No line of the records may be dropped; print them all again exactly.

■ ■ ■ ■ ■ ■ ■

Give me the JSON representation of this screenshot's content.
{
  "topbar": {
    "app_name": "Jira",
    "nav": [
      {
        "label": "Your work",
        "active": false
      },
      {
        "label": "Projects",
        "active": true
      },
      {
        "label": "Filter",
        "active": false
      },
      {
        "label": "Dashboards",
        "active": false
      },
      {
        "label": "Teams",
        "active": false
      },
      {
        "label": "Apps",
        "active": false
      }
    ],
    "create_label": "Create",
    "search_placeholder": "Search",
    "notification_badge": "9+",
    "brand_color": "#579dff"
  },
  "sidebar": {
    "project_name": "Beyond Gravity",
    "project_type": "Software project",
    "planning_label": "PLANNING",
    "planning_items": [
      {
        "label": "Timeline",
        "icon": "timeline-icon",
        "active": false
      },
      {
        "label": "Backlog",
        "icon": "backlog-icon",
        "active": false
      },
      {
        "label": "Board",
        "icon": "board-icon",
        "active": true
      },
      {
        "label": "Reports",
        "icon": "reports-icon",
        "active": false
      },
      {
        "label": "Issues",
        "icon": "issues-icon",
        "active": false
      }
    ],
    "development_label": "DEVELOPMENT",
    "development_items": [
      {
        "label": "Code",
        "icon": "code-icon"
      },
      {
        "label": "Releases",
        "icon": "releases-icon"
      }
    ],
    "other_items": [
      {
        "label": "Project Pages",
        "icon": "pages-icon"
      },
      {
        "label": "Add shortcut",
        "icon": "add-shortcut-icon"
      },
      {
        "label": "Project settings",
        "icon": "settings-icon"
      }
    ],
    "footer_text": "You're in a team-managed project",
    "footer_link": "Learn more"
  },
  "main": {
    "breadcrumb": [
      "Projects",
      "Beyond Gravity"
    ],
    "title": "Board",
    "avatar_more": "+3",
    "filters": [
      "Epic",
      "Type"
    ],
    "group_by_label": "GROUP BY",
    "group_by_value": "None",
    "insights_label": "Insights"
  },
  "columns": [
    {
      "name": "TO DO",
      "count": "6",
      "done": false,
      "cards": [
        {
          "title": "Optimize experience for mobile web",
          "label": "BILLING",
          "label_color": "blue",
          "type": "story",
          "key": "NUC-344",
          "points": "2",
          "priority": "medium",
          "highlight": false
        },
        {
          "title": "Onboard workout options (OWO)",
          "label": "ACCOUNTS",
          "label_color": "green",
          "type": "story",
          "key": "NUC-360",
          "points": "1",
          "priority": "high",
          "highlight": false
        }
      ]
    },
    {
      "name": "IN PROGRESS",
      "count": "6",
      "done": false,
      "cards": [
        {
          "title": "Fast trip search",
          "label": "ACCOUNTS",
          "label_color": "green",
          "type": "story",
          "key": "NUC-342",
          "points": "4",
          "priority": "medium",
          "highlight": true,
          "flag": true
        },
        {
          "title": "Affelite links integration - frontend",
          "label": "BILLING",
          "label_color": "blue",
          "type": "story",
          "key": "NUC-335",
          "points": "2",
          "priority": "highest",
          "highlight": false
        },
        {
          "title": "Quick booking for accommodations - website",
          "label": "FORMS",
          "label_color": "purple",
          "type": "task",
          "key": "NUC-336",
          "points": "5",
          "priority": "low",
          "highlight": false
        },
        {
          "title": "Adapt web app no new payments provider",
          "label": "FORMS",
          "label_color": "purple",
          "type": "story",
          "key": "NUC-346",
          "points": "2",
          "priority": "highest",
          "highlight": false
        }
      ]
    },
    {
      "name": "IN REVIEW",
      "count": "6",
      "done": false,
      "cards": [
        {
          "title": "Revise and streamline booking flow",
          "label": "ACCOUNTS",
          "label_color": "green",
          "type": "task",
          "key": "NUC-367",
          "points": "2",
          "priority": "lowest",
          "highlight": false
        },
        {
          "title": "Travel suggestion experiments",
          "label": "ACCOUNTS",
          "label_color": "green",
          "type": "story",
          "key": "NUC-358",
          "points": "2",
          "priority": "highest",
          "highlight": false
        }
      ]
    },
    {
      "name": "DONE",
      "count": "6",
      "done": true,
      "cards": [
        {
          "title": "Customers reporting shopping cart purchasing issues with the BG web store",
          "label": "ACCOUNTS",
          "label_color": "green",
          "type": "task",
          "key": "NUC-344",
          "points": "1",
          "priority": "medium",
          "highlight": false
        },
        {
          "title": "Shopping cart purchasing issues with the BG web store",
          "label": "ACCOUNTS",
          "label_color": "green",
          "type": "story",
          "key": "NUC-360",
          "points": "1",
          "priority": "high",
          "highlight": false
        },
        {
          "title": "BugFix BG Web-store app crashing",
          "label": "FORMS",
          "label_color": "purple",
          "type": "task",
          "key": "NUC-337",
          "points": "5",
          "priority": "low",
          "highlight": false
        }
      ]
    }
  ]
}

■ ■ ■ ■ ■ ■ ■

**Result of the exercise**
Give me the JSON representation of this screenshot's content.
{
  "topbar": {
    "app_name": "Jira",
    "nav": [
      {
        "label": "Your work",
        "active": false
      },
      {
        "label": "Projects",
        "active": true
      },
      {
        "label": "Filter",
        "active": false
      },
      {
        "label": "Dashboards",
        "active": false
      },
      {
        "label": "Teams",
        "active": false
      },
      {
        "label": "Apps",
        "active": false
      }
    ],
    "create_label": "Create",
    "search_placeholder": "Search",
    "notification_badge": "9+",
    "brand_color": "#579dff"
  },
  "sidebar": {
    "project_name": "Beyond Gravity",
    "project_type": "Software project",
    "planning_label": "PLANNING",
    "planning_items": [
      {
        "label": "Timeline",
        "icon": "timeline-icon",
        "active": false
      },
      {
        "label": "Backlog",
        "icon": "backlog-icon",
        "active": false
      },
      {
        "label": "Board",
        "icon": "board-icon",
        "active": true
      },
      {
        "label": "Reports",
        "icon": "reports-icon",
        "active": false
      },
      {
        "label": "Issues",
        "icon": "issues-icon",
        "active": false
      }
    ],
    "development_label": "DEVELOPMENT",
    "development_items": [
      {
        "label": "Code",
        "icon": "code-icon"
      },
      {
        "label": "Releases",
        "icon": "releases-icon"
      }
    ],
    "other_items": [
      {
        "label": "Project Pages",
        "icon": "pages-icon"
      },
      {
        "label": "Add shortcut",
        "icon": "add-shortcut-icon"
      },
      {
        "label": "Project settings",
        "icon": "settings-icon"
      }
    ],
    "footer_text": "You're in a team-managed project",
    "footer_link": "Learn more"
  },
  "main": {
    "breadcrumb": [
      "Projects",
      "Beyond Gravity"
    ],
    "title": "Board",
    "avatar_more": "+3",
    "filters": [
      "Epic",
      "Type"
    ],
    "group_by_label": "GROUP BY",
    "group_by_value": "None",
    "insights_label": "Insights"
  },
  "columns": [
    {
      "name": "TO DO",
      "count": "6",
      "done": false,
      "cards": [
        {
          "title": "Optimize experience for mobile web",
          "label": "BILLING",
          "label_color": "blue",
          "type": "story",
          "key": "NUC-344",
          "points": "2",
          "priority": "medium",
          "highlight": false
        },
        {
          "title": "Onboard workout options (OWO)",
          "label": "ACCOUNTS",
          "label_color": "green",
          "type": "story",
          "key": "NUC-360",
          "points": "1",
          "priority": "high",
          "highlight": false
        }
      ]
    },
    {
      "name": "IN PROGRESS",
      "count": "6",
      "done": false,
      "cards": [
        {
          "title": "Fast trip search",
          "label": "ACCOUNTS",
          "label_color": "green",
          "type": "story",
          "key": "NUC-342",
          "points": "4",
          "priority": "medium",
          "highlight": true,
          "flag": true
        },
        {
          "title": "Affelite links integration - frontend",
          "label": "BILLING",
          "label_color": "blue",
          "type": "story",
          "key": "NUC-335",
          "points": "2",
          "priority": "highest",
          "highlight": false
        },
        {
          "title": "Quick booking for accommodations - website",
          "label": "FORMS",
          "label_color": "purple",
          "type": "task",
          "key": "NUC-336",
          "points": "5",
          "priority": "low",
          "highlight": false
        },
        {
          "title": "Adapt web app no new payments provider",
          "label": "FORMS",
          "label_color": "purple",
          "type": "story",
          "key": "NUC-346",
          "points": "2",
          "priority": "highest",
          "highlight": false
        }
      ]
    },
    {
      "name": "IN REVIEW",
      "count": "6",
      "done": false,
      "cards": [
        {
          "title": "Revise and streamline booking flow",
          "label": "ACCOUNTS",
          "label_color": "green",
          "type": "task",
          "key": "NUC-367",
          "points": "2",
          "priority": "lowest",
          "highlight": false
        },
        {
          "title": "Travel suggestion experiments",
          "label": "ACCOUNTS",
          "label_color": "green",
          "type": "story",
          "key": "NUC-358",
          "points": "2",
          "priority": "highest",
          "highlight": false
        }
      ]
    },
    {
      "name": "DONE",
      "count": "6",
      "done": true,
      "cards": [
        {
          "title": "Customers reporting shopping cart purchasing issues with the BG web store",
          "label": "ACCOUNTS",
          "label_color": "green",
          "type": "task",
          "key": "NUC-344",
          "points": "1",
          "priority": "medium",
          "highlight": false
        },
        {
          "title": "Shopping cart purchasing issues with the BG web store",
          "label": "ACCOUNTS",
          "label_color": "green",
          "type": "story",
          "key": "NUC-360",
          "points": "1",
          "priority": "high",
          "highlight": false
        },
        {
          "title": "BugFix BG Web-store app crashing",
          "label": "FORMS",
          "label_color": "purple",
          "type": "task",
          "key": "NUC-337",
          "points": "5",
          "priority": "low",
          "highlight": false
        }
      ]
    }
  ]
}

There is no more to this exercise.